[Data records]
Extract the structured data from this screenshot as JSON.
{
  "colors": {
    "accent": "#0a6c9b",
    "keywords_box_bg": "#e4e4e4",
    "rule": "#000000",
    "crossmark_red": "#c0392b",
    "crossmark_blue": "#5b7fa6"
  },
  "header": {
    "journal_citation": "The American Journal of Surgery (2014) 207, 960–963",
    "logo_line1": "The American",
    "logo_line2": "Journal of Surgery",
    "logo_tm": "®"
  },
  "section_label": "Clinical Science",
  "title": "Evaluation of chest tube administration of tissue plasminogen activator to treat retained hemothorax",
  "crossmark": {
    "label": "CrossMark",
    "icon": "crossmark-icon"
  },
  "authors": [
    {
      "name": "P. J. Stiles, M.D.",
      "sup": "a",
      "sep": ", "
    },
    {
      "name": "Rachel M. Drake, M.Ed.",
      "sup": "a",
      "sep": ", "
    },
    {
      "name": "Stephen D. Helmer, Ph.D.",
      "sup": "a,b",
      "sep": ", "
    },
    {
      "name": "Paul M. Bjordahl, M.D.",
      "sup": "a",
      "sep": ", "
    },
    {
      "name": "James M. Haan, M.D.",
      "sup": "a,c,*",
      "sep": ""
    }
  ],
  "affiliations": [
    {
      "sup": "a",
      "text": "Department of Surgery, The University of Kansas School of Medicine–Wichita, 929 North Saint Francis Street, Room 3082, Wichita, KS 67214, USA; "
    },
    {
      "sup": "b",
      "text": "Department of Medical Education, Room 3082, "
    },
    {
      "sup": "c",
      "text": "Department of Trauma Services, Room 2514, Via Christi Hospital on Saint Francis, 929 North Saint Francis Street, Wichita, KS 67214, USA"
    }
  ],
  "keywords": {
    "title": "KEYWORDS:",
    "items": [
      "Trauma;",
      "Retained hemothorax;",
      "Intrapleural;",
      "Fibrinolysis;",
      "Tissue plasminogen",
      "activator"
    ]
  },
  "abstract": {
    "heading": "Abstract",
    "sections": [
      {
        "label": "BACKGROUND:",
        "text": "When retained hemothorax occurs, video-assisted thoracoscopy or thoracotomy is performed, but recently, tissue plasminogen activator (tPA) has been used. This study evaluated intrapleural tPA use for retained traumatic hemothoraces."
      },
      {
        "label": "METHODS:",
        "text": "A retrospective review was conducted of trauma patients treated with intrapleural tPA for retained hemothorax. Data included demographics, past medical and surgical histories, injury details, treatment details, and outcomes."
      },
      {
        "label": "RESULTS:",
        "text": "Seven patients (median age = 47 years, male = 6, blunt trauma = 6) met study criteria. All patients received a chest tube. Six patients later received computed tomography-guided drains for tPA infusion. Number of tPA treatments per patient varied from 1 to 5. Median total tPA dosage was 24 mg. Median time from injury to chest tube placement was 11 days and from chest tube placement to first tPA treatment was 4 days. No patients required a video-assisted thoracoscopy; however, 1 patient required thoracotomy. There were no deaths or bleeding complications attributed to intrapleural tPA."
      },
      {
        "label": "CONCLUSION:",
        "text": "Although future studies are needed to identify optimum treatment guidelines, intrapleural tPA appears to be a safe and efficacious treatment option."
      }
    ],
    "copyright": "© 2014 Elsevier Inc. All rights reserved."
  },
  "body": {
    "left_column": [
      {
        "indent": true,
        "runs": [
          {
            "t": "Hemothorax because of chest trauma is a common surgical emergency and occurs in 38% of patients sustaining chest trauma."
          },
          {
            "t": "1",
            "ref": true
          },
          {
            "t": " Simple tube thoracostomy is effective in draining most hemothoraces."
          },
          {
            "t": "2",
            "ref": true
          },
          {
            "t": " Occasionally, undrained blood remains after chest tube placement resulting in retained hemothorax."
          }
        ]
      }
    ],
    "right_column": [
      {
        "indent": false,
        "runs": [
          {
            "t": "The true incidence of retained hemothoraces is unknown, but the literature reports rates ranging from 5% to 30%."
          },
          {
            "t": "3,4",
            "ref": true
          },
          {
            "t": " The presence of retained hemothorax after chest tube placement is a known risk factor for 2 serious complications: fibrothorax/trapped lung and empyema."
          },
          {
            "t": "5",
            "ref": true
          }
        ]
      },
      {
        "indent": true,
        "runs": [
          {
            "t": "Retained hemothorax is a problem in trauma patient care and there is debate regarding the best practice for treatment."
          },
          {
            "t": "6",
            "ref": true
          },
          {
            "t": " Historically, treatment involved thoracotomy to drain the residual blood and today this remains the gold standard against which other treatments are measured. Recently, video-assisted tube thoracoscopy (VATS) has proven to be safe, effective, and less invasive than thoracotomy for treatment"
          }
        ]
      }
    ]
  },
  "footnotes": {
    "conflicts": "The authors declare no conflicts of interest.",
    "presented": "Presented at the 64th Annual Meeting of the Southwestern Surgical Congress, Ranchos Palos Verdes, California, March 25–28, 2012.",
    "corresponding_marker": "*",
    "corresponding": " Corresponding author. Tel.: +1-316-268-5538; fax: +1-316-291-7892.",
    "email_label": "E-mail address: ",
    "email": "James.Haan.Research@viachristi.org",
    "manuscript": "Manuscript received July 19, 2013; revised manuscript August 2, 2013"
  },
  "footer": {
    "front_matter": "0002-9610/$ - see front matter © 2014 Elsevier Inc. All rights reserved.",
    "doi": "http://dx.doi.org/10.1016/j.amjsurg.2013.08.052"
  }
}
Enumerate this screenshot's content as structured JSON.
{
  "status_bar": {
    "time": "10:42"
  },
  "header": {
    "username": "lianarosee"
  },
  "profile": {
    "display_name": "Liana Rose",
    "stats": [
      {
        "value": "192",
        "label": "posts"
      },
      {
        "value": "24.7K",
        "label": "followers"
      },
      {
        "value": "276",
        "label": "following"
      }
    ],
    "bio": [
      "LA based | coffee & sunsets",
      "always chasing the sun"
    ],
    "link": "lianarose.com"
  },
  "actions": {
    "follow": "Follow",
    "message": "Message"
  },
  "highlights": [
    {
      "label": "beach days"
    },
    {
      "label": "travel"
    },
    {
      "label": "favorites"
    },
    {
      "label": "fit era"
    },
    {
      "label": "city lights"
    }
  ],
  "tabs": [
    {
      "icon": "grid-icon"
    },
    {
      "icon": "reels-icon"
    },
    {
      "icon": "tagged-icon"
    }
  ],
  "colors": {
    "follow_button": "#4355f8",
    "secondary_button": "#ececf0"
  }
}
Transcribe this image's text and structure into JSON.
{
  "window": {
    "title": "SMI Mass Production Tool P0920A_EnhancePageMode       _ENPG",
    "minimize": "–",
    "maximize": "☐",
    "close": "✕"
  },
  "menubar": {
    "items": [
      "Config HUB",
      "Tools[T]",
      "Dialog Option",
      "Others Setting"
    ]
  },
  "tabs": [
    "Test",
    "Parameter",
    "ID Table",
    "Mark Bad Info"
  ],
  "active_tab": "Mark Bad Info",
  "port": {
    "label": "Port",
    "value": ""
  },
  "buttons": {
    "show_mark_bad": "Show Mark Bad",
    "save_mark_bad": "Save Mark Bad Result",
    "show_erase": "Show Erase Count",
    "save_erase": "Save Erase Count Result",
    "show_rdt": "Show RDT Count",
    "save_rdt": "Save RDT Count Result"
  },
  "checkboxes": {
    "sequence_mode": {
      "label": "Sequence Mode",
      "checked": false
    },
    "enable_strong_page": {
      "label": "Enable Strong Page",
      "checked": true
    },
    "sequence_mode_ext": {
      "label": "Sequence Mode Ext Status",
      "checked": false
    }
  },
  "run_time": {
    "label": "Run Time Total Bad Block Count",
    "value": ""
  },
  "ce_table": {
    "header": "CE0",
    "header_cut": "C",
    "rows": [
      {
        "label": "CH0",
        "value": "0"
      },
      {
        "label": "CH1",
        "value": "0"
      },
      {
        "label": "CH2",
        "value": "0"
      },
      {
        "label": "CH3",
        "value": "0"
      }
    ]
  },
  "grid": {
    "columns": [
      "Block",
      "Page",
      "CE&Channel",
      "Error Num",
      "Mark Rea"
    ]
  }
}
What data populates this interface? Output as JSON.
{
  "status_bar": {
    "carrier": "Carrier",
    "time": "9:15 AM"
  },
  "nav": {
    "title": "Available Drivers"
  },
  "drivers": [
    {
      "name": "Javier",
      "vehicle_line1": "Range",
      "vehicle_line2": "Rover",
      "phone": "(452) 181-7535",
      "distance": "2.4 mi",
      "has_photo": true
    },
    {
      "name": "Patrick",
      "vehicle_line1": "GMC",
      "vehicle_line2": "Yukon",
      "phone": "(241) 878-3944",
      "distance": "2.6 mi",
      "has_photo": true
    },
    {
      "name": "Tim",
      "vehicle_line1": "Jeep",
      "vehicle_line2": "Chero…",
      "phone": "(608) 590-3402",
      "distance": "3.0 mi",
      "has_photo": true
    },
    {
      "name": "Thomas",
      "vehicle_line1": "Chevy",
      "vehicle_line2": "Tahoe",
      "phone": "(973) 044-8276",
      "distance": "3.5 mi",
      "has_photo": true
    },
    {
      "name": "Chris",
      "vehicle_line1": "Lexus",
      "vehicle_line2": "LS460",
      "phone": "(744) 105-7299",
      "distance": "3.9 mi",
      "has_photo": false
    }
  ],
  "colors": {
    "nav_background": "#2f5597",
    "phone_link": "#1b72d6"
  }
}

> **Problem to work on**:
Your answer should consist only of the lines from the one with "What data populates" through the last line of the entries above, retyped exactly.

> **Response box**:
What data populates this interface? Output as JSON.
{
  "status_bar": {
    "carrier": "Carrier",
    "time": "9:15 AM"
  },
  "nav": {
    "title": "Available Drivers"
  },
  "drivers": [
    {
      "name": "Javier",
      "vehicle_line1": "Range",
      "vehicle_line2": "Rover",
      "phone": "(452) 181-7535",
      "distance": "2.4 mi",
      "has_photo": true
    },
    {
      "name": "Patrick",
      "vehicle_line1": "GMC",
      "vehicle_line2": "Yukon",
      "phone": "(241) 878-3944",
      "distance": "2.6 mi",
      "has_photo": true
    },
    {
      "name": "Tim",
      "vehicle_line1": "Jeep",
      "vehicle_line2": "Chero…",
      "phone": "(608) 590-3402",
      "distance": "3.0 mi",
      "has_photo": true
    },
    {
      "name": "Thomas",
      "vehicle_line1": "Chevy",
      "vehicle_line2": "Tahoe",
      "phone": "(973) 044-8276",
      "distance": "3.5 mi",
      "has_photo": true
    },
    {
      "name": "Chris",
      "vehicle_line1": "Lexus",
      "vehicle_line2": "LS460",
      "phone": "(744) 105-7299",
      "distance": "3.9 mi",
      "has_photo": false
    }
  ],
  "colors": {
    "nav_background": "#2f5597",
    "phone_link": "#1b72d6"
  }
}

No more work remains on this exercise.